> The task: Filter this listing down to the lines that contain the word "Interface", and copy them.

......

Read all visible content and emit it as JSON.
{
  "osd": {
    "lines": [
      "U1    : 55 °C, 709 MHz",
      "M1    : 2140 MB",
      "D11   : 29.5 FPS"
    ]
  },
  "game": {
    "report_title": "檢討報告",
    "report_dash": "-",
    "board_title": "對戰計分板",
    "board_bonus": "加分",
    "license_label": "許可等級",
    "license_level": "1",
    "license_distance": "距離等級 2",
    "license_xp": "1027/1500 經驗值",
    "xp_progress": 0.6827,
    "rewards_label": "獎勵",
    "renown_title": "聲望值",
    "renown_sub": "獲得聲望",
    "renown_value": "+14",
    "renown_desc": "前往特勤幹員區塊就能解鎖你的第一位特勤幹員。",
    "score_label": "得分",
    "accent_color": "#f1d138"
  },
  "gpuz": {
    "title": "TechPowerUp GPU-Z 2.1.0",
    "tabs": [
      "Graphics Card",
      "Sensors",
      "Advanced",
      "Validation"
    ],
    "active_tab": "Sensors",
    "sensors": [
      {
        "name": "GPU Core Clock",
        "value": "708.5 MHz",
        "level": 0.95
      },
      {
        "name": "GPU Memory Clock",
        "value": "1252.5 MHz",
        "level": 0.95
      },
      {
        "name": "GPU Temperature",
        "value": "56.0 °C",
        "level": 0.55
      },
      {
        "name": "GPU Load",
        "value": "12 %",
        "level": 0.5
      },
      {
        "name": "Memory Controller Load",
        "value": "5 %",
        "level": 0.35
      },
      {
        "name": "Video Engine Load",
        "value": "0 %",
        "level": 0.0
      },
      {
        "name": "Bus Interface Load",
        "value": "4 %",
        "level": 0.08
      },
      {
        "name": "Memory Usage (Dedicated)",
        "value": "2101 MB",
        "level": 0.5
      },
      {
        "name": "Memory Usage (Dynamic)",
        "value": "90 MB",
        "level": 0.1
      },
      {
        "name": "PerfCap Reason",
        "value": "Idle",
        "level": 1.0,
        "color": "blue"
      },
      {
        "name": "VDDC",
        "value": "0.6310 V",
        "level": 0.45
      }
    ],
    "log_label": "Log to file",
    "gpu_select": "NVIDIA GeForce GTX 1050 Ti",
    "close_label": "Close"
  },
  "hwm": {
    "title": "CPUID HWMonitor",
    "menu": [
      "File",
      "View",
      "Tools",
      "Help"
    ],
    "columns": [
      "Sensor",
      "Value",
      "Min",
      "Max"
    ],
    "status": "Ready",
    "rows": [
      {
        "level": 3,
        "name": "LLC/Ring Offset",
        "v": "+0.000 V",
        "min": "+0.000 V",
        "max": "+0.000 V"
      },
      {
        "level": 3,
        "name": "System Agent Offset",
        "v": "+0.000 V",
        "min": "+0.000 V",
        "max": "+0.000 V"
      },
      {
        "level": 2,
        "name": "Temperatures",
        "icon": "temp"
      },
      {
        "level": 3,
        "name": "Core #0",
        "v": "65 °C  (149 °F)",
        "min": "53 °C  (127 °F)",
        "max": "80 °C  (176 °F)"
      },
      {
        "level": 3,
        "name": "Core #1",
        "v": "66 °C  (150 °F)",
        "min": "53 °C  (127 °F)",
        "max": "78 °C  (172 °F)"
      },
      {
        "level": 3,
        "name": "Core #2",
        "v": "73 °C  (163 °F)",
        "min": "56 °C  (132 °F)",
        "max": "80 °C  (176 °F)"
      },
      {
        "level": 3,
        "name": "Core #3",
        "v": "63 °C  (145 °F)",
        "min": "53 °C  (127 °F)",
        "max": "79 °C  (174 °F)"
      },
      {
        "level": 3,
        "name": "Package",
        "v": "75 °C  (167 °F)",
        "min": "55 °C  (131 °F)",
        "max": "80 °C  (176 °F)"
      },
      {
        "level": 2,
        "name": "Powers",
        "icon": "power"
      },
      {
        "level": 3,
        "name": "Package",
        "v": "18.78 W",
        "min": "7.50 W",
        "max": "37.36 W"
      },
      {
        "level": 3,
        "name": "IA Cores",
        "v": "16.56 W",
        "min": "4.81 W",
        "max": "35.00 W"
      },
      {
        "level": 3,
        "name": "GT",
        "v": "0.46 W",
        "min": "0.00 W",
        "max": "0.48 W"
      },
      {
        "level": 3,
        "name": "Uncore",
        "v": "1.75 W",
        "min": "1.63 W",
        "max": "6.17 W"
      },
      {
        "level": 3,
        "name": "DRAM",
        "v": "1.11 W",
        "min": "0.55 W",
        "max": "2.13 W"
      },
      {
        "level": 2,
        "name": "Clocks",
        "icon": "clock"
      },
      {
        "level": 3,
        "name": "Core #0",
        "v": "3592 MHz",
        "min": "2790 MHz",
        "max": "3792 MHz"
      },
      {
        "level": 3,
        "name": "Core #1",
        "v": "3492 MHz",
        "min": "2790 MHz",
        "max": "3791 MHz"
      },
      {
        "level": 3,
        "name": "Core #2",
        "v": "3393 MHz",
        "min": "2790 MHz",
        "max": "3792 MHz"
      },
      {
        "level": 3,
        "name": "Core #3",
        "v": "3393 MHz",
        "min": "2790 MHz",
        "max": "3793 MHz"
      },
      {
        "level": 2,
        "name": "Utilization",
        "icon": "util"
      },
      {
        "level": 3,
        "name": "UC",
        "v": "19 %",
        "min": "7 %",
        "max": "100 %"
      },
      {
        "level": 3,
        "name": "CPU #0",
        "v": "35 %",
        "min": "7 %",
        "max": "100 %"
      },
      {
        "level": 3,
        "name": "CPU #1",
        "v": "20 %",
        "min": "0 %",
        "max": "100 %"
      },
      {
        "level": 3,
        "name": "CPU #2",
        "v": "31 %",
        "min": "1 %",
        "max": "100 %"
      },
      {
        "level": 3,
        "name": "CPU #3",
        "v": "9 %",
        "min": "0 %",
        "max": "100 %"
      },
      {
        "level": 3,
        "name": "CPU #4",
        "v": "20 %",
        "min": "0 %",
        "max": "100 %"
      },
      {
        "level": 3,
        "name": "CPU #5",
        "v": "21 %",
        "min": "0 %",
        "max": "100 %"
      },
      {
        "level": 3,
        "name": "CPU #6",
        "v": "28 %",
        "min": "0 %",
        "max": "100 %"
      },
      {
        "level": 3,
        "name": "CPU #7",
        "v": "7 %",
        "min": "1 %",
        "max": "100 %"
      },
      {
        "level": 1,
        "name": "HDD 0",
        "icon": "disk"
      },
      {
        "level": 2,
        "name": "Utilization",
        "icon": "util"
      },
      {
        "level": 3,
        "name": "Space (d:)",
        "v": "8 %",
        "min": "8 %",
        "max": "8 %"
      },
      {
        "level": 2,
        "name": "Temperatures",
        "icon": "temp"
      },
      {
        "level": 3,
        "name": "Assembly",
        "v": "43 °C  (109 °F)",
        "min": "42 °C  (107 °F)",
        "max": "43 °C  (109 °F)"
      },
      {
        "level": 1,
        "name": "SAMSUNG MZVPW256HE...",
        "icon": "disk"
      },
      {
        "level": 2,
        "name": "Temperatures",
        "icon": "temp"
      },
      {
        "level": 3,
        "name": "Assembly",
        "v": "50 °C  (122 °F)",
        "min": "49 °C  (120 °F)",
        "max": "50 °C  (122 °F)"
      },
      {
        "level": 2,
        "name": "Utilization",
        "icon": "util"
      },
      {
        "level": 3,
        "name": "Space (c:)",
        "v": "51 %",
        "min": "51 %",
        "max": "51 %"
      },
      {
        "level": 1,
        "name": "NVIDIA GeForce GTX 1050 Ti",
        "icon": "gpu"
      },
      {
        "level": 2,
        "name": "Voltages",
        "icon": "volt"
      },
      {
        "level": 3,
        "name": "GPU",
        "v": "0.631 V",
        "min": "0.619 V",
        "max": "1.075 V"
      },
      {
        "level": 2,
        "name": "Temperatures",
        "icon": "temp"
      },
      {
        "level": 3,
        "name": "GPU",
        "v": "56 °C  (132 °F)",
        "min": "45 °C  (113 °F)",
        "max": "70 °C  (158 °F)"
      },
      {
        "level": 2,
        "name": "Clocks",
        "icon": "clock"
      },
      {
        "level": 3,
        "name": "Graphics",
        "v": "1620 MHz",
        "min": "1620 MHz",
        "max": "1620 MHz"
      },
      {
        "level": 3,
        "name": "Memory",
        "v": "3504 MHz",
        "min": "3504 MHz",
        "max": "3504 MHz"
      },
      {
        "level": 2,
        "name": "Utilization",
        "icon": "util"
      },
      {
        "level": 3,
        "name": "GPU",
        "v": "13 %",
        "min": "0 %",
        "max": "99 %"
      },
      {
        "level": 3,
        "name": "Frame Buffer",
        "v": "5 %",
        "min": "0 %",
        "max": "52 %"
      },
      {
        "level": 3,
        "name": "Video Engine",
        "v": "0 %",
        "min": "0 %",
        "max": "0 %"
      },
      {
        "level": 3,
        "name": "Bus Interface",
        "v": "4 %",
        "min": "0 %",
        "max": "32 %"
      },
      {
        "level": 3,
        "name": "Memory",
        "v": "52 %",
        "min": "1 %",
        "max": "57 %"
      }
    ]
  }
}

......

> Answer for this exercise:
        "name": "Bus Interface Load",
        "name": "Bus Interface",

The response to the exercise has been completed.